PROVIDED ENTRIES:

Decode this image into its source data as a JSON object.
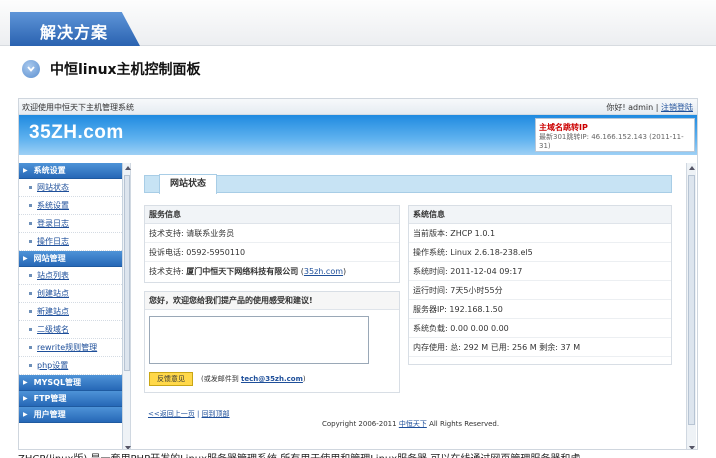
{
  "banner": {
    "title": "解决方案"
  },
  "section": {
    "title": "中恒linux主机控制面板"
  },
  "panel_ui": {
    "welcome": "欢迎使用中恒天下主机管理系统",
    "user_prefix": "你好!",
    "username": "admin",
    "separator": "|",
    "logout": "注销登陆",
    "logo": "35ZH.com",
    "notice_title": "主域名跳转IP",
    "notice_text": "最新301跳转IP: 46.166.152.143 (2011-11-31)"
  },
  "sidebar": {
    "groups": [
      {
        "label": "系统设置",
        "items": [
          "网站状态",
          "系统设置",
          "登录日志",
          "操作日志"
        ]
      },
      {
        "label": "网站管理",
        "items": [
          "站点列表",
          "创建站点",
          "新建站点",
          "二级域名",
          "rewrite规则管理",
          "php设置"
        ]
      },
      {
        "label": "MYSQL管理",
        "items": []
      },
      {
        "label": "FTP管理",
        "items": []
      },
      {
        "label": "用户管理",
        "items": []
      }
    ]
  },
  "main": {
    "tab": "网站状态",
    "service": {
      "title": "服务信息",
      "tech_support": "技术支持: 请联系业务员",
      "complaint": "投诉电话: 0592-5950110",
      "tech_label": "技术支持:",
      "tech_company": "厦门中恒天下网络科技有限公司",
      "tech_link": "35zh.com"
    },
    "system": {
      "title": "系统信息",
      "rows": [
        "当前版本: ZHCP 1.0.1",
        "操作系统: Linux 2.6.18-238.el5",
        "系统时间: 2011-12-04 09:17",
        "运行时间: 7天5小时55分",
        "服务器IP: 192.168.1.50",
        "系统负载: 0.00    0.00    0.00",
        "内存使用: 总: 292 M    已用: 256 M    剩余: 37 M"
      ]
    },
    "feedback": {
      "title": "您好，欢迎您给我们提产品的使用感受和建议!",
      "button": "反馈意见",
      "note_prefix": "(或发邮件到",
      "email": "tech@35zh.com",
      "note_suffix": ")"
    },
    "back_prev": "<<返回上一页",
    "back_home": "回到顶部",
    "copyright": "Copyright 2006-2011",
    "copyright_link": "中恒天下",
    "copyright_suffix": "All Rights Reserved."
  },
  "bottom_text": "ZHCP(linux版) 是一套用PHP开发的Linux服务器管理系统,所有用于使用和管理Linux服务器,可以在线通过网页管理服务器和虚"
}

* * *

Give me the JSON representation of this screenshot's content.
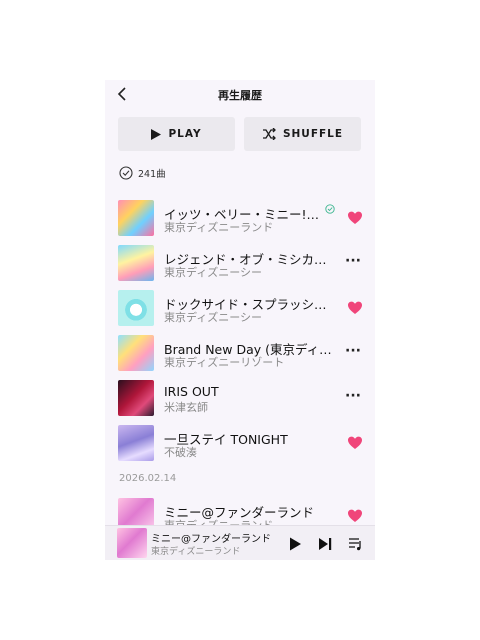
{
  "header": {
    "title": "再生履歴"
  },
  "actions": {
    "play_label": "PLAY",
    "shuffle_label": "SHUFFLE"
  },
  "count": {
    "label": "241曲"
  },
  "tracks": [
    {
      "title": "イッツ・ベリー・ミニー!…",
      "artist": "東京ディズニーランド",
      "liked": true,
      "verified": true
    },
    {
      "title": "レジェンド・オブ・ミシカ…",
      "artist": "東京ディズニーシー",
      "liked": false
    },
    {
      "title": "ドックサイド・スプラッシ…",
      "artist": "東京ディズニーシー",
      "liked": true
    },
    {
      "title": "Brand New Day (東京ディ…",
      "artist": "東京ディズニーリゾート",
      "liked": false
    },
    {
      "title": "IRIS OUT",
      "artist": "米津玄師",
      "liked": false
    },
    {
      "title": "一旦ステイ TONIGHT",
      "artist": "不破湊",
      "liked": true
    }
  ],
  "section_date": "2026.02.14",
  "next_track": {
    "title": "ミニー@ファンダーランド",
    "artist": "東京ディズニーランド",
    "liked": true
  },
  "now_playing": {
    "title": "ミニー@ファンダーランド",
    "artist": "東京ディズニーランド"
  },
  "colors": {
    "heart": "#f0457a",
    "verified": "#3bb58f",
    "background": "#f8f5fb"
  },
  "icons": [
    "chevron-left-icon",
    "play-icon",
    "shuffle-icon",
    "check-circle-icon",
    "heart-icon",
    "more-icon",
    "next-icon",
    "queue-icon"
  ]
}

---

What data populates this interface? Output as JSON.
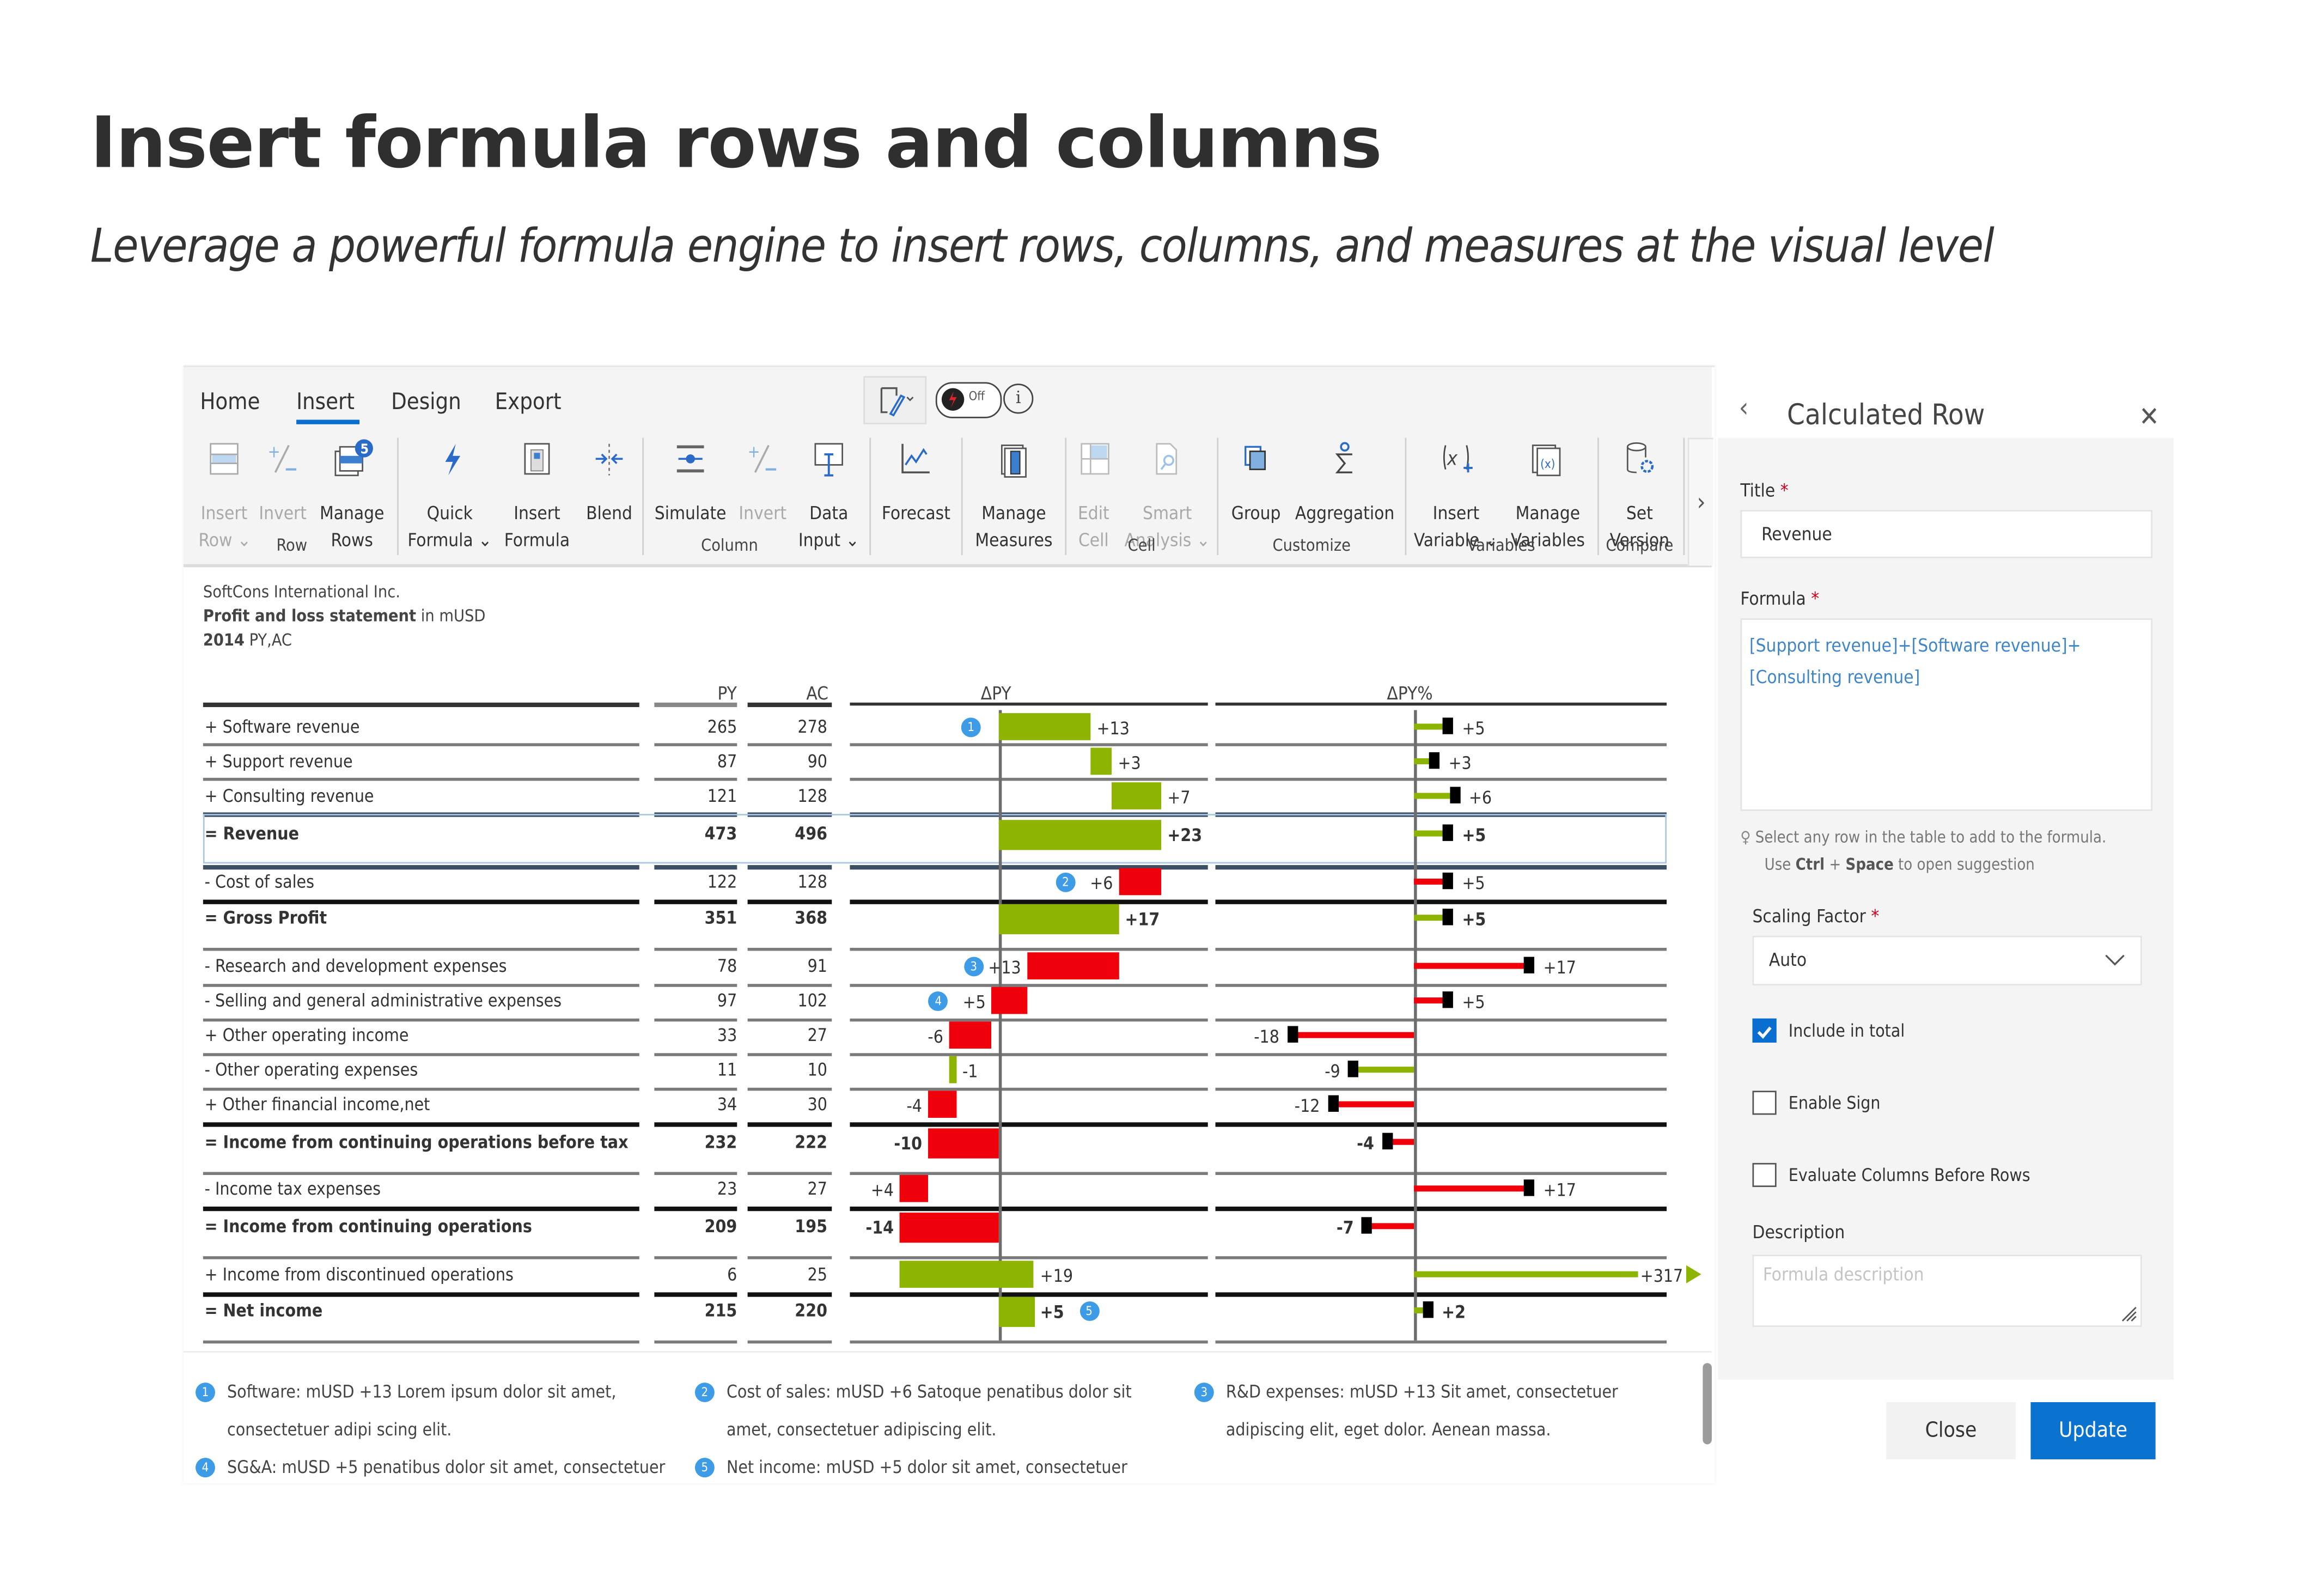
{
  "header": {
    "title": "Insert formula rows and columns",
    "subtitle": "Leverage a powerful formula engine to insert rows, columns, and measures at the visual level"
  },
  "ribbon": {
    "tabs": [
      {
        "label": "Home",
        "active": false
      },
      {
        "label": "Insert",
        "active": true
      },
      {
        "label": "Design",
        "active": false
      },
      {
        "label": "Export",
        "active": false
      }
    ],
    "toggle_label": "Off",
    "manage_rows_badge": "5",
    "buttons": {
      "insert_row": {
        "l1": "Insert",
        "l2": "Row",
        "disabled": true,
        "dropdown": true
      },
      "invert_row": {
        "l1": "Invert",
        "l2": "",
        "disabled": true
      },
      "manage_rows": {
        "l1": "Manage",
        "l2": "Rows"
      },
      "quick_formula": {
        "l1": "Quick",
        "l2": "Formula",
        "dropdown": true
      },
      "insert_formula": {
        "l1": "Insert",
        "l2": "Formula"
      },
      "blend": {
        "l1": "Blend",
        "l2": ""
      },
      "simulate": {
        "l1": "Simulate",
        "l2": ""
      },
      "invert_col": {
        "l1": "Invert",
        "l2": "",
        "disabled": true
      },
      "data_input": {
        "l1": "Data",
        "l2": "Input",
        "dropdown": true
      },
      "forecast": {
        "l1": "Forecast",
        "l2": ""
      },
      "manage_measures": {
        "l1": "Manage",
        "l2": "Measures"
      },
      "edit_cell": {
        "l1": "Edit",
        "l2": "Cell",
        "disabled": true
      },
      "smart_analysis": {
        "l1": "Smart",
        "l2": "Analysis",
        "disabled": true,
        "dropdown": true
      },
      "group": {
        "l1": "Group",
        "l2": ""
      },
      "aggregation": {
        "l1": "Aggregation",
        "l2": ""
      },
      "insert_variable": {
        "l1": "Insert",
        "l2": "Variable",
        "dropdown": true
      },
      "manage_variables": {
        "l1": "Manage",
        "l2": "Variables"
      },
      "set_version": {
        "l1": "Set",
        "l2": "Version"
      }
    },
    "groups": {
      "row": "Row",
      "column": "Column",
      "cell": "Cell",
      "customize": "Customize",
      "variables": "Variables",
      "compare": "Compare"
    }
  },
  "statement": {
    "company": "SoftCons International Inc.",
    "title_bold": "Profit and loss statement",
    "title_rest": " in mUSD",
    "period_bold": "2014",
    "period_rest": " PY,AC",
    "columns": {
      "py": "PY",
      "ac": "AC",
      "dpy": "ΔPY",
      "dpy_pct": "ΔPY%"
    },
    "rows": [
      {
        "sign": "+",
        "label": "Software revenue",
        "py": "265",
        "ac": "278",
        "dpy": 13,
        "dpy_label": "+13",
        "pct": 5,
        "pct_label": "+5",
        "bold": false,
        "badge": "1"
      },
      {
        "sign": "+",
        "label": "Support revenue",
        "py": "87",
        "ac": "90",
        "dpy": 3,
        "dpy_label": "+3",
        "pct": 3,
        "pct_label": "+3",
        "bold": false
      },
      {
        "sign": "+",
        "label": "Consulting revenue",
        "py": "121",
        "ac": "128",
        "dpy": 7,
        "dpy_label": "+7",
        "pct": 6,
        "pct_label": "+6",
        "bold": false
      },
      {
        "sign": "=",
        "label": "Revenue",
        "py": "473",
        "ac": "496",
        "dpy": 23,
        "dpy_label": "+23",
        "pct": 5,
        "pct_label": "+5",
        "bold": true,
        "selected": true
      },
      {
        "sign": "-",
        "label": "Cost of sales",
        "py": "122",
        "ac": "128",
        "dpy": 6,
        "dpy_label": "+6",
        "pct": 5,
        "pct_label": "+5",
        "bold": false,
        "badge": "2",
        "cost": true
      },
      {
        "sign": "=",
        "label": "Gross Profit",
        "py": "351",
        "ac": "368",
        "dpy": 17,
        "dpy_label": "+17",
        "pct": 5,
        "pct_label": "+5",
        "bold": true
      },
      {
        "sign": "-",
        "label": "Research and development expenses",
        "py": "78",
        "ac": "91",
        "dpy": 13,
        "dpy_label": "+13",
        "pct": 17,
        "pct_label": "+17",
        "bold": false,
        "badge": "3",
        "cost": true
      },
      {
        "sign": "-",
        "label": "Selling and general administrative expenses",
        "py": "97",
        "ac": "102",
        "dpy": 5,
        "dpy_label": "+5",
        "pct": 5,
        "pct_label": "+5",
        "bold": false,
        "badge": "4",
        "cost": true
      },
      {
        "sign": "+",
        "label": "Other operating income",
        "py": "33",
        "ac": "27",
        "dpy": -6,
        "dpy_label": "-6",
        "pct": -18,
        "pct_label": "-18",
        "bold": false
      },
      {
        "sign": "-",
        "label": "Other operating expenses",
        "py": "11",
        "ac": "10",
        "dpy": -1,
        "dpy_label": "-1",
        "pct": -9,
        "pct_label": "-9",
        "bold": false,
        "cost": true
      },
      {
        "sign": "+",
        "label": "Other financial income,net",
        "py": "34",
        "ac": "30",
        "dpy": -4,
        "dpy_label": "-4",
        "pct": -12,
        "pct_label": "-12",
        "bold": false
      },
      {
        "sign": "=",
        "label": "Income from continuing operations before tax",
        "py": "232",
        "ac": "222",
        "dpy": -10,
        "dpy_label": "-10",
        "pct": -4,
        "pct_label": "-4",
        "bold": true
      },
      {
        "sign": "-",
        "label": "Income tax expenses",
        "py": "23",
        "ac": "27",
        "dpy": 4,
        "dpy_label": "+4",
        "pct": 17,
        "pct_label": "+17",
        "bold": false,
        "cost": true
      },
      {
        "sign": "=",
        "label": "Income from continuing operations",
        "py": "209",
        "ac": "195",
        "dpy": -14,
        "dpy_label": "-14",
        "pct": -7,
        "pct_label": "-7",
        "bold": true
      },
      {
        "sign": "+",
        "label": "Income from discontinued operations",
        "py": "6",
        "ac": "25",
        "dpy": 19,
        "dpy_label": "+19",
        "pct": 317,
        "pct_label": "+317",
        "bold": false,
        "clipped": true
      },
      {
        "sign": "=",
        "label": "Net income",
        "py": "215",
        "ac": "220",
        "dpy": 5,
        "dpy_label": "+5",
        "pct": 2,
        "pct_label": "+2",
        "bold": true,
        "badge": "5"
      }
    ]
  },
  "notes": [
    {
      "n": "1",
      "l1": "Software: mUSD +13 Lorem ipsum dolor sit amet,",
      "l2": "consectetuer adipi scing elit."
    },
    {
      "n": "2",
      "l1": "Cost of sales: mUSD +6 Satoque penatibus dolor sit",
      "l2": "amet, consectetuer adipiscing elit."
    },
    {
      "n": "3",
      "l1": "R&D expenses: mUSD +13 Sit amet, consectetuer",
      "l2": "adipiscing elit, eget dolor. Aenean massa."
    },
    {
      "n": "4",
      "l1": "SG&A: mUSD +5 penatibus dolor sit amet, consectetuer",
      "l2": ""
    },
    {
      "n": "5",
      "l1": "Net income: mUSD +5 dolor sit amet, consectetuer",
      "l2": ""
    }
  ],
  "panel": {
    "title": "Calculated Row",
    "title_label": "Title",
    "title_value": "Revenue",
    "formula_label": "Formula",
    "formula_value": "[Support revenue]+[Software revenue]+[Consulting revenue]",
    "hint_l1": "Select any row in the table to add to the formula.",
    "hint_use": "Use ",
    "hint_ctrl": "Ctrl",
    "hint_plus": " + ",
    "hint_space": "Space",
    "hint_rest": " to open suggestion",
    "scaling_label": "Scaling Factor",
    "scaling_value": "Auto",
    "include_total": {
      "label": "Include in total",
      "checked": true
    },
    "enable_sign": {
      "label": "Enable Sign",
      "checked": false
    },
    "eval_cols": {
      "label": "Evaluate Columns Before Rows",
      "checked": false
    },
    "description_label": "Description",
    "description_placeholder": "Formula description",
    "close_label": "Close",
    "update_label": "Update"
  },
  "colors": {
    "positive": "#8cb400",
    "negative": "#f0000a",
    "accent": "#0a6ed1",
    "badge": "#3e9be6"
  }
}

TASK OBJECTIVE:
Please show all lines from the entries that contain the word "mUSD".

RESPONSE:
    "title_rest": " in mUSD",
      "l1": "Software: mUSD +13 Lorem ipsum dolor sit amet,",
      "l1": "Cost of sales: mUSD +6 Satoque penatibus dolor sit",
      "l1": "R&D expenses: mUSD +13 Sit amet, consectetuer",
      "l1": "SG&A: mUSD +5 penatibus dolor sit amet, consectetuer",
      "l1": "Net income: mUSD +5 dolor sit amet, consectetuer",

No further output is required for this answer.